=== Work item ===
Look for the word "icon". Copy every line of the listing where it occurs.
================================
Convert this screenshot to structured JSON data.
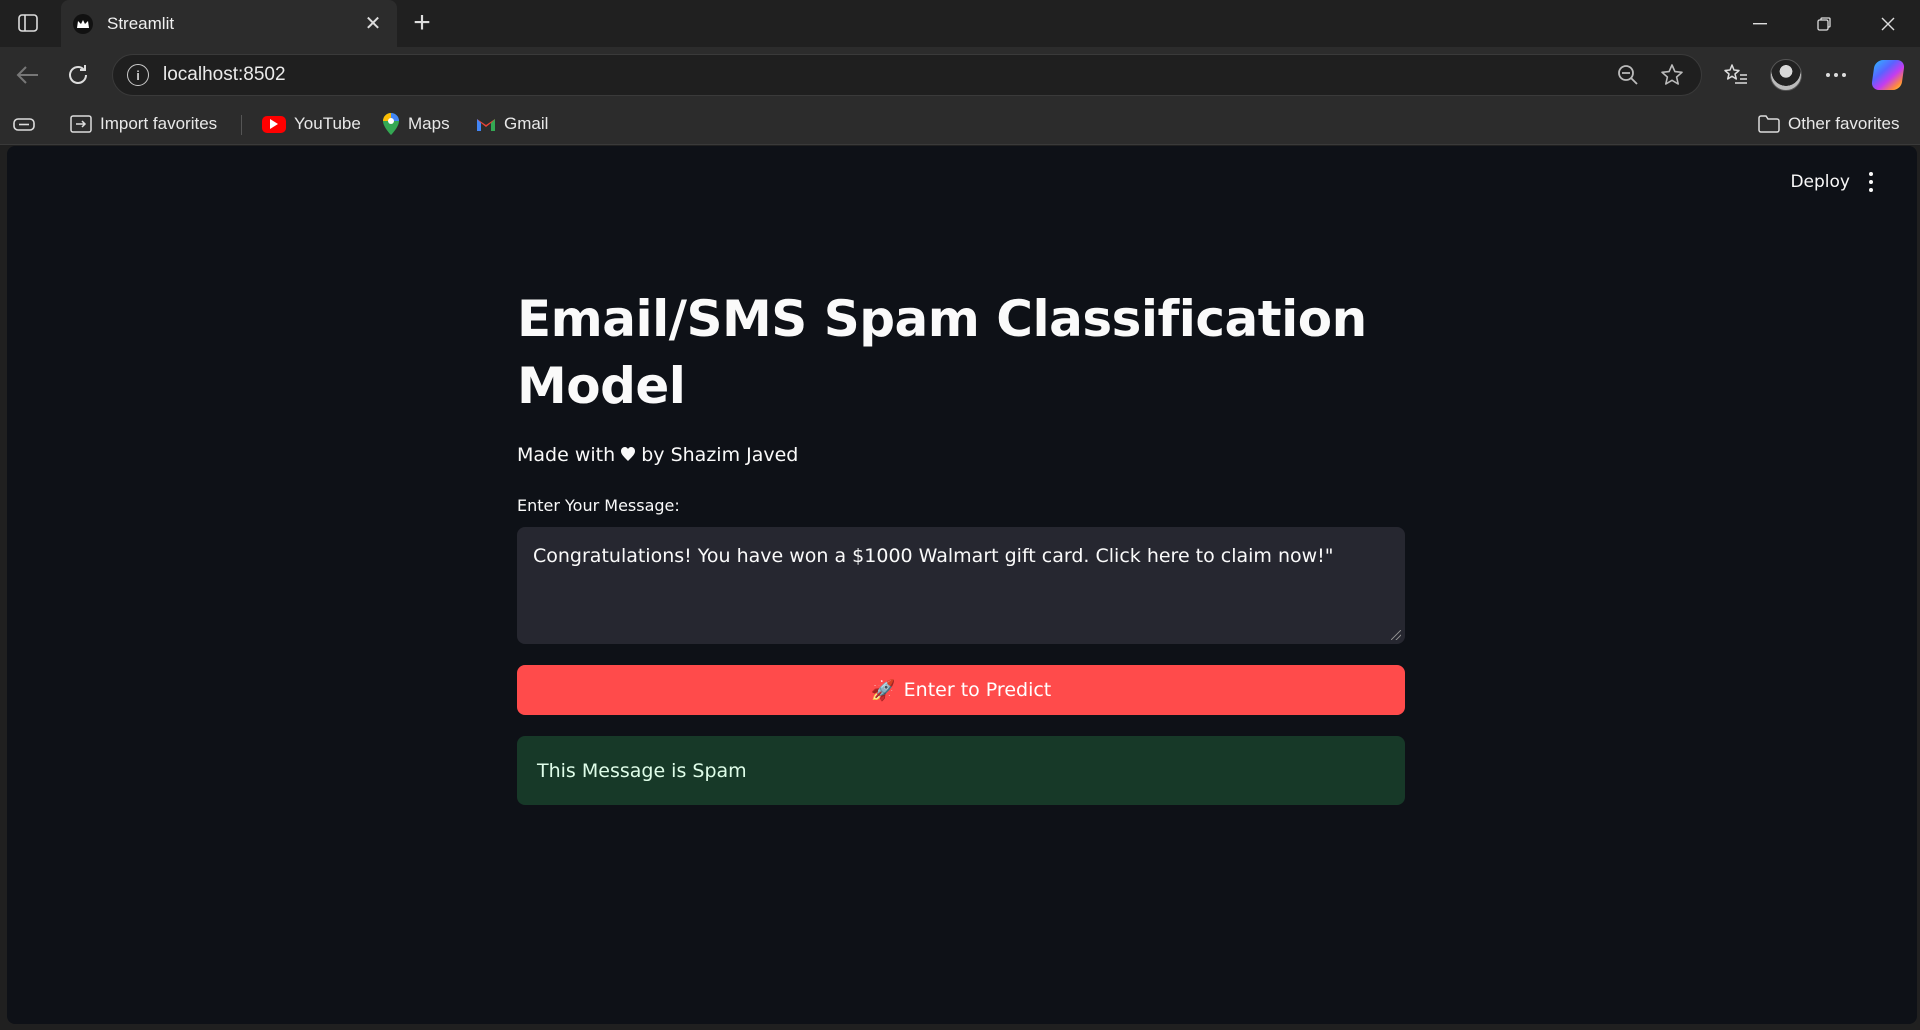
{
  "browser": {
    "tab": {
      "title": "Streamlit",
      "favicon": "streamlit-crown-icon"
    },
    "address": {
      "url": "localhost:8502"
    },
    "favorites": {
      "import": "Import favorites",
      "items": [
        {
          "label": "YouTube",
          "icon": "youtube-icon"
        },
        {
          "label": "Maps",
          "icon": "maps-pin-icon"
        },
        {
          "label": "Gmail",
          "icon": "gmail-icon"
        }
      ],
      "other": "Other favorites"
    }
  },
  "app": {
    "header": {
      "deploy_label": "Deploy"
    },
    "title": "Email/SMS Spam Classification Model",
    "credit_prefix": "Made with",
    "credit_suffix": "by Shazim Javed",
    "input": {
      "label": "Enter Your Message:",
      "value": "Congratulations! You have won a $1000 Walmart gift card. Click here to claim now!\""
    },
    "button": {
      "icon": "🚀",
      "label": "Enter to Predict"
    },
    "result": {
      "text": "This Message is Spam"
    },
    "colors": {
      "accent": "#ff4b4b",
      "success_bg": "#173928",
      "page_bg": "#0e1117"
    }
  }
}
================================
=== Expected answer ===
      "favicon": "streamlit-crown-icon"
          "icon": "youtube-icon"
          "icon": "maps-pin-icon"
          "icon": "gmail-icon"
      "icon": "🚀",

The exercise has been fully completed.